Last night, the Cambodian One TV channel transmitted a film in French with English subtitles called “Le Démantèlement” or “The Dismantling”. It kept me spellbound. The film tells the story of an old sheep-farmer, Gaby, who owns a small but beautiful piece of land with a prize herd of sheep in Quebec. He manages on his own with the help of a young local lad and his faithful dog. His wife left him long ago and his two daughters have made careers for themselves in the city far away. They rarely come to see him on the farm.
The older daughter Marie, who is living a comfortable life in the city, comes to ask for a loan of two hundred thousand dollars to help her by her husband’s share of their house as they separate. Gaby decides to sell his farm, flock and house even though he knows that he will never be able to reach the amount that his daughter requests. As he explains to his younger daughter Frederique, it is the nature of fathers to give. His real goal in life has always been the happiness of his daughter, not his farm.

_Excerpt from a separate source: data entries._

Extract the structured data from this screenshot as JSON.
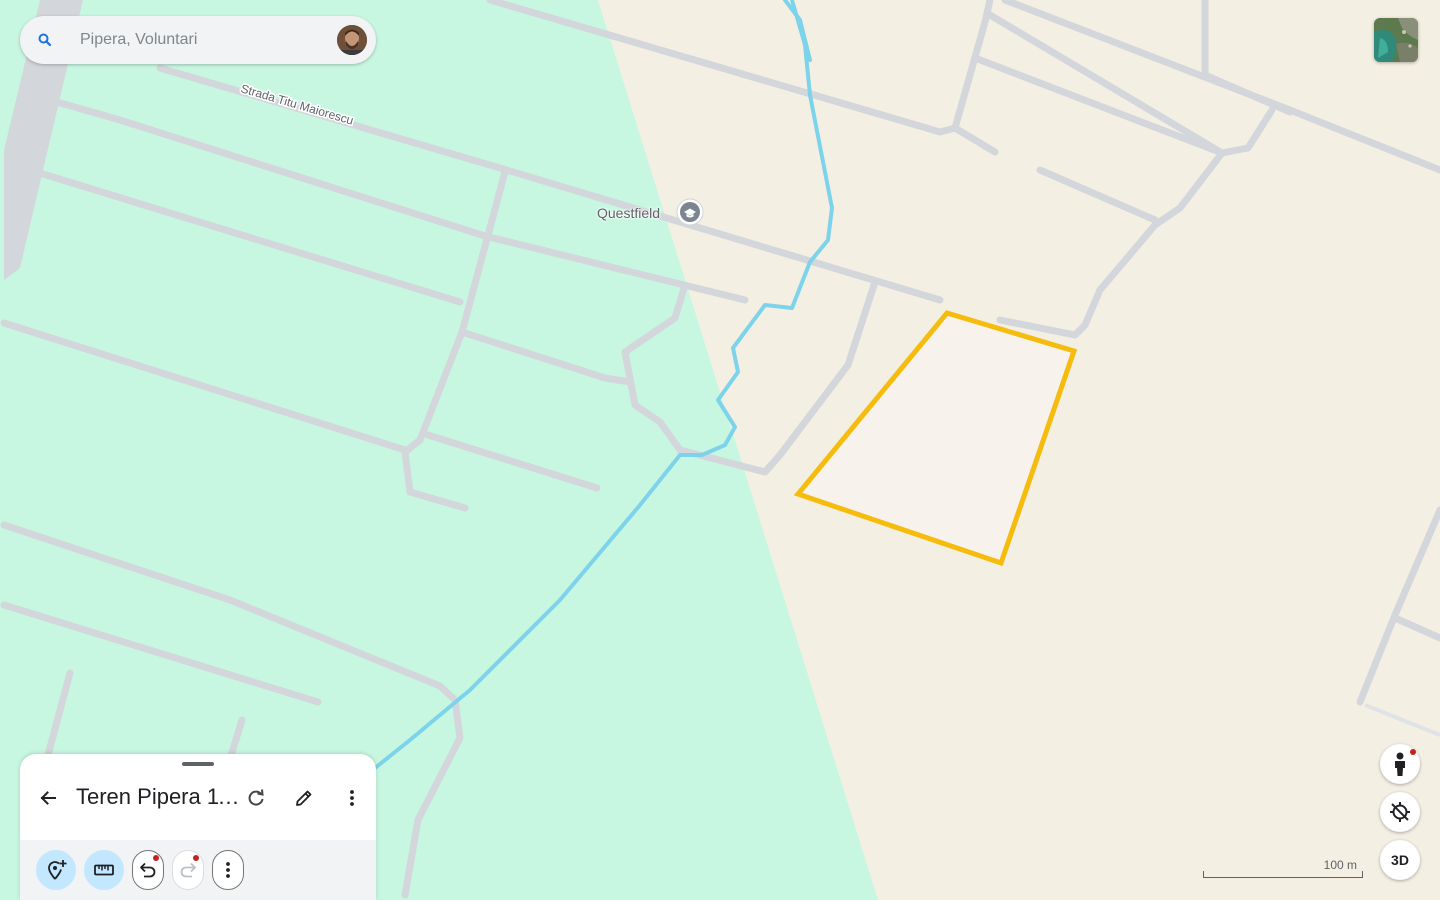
{
  "search": {
    "placeholder": "Pipera, Voluntari"
  },
  "map": {
    "street_label": "Strada Titu Maiorescu",
    "poi_label": "Questfield",
    "poi_icon": "school-icon",
    "scale_label": "100 m",
    "colors": {
      "park": "#c8f7e1",
      "land": "#f4efe3",
      "road": "#d3d6da",
      "river": "#7dd3ea",
      "polygon": "#f5bb0d"
    }
  },
  "controls": {
    "three_d_label": "3D"
  },
  "panel": {
    "title": "Teren Pipera 11..."
  }
}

However this simple story contains another more universal story about the flight from stable rural communities to fragile city conglomerates. The film catches the sadness of the simple farmers who see their friend’s life being destroyed by his own kindness to uncaring daughters. They know that the end will come for them soon. It is like watching the end of an era not just the end of one farmer’s working life.
Gaby’s care of the sheep and love of his dog are not demonstrative at all but are all the more real because of his old-fashioned reserve.
This movie is like a parable of a prodigal Father with two uncaring daughters. At least Frederique came to visit at the prompting of Gaby’s friend but Marie does not appear even to receive the money that Gaby has been able to raise for her. He retires to social housing at the edge of the town far from his farm. The world is losing something of inestimable value without realizing it.